Scott: It’s more about the process versus the end result. The idea of live painting, or performing this live, is to see how layers are built up. The idea of going to a concert, listening and being there in person is to witness the magic of the music and the variations of instruments, and how everything comes together. I think when you look at these paintings what you see are layers relating to the instruments, sound, and the buildup – how things are juxtaposed. Rather than just seeing the result of a painting, there is a direct response in this collaboration. The creation and color response are a dance between the two mediums.
Parham: What was going through your mind, heart, and spirit as you were rendering the art?
Scott: Well, the connection ran deeper than just the beauty of “Rhapsody in Blue.” It was an understanding of the youth playing and the years they spent cultivating their talents. It’s a layered experience. It’s not only the music, but the substance and foundation this grew out of.
This piece pulled me out of my comfort zone. This song has so many transitions. It’s exciting. I wanted to respond and that’s why I have three canvasses, for the nuances of the transitions and how the orchestra is positioned. Each canvas represents to me the left, right, and middle side of the orchestra. The brushes were the baton of the conductor.
Parham: Professor Dickerson, what was it like for you to conduct, and then see Toni do the work?
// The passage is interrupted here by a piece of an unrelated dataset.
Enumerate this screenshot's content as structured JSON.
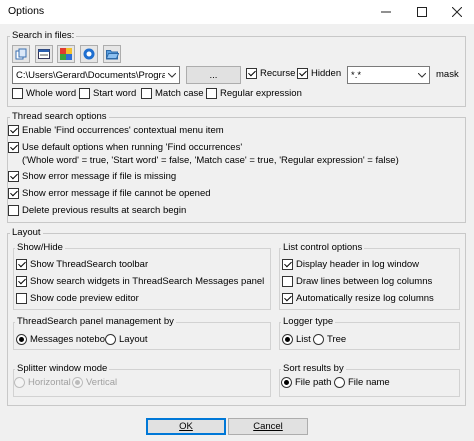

Dickerson: We wanted to complement what she did. You can sit back and listen to the music all day by itself, but to have the unique opportunity to merge with this different art form just gave us another reason to be excited about it, and hopefully play it in such a way that encouraged Toni to do what she did.
Parham: In the paintings that you produced this evening, are there symbolic representations that are reflected in the colors, shapes, the angles, and in the positioning of the abstract images on the canvases themselves?
Scott: The symbolism is more intuitive and very much genetic. I would say the red is fire. It’s rivers. It’s history. It’s movement. It’s passion. The blue is the water. It’s the heart, and the yellow is the sun. When I think about African artwork it’s not representational. It’s exaggerated. It’s work created for a higher purpose than an object. It’s communicated for the spirits and ancestors.
As I created the pieces, that was in my mind as I thought about my indigenous heritage. The rivers and oceans we crossed. The moons that passed. Every level there is inherently a genetic connection that is built in, and with the African art specifically, it is the higher goal is the spirit as opposed to the product.
Parham: What are the teachable moments in this lecture that you would like to give to our students?
Scott: I would say that as you face challenges, don’t be afraid to fail. With your failure you can win. Don’t be afraid of the fear, because where there’s fear, there’s an opportunity for faith. Give it your best. Whatever the challenge is, rise, and if you don’t have the tools, find those tools. I spent a lot of time really looking at sheet music and thinking about the nuances and instruments, and watching Charles conduct the orchestra. For the students, reach beyond. Don’t be afraid. Move forward and climb the mountain.
Dickerson: When you have the melody of life, take the lead. When you have the harmony, sit back and be the support system that creates the art experience, like Toni was creating for us on canvas. At the beginning of the music (“Rhapsody in Blue”) there was a clarinet. He took the lead, as you should to handle your own responsibilities. You have a duty to contribute to the harmony of life. If you can do that, you’re taking the lead and are a contributor to the betterment of society.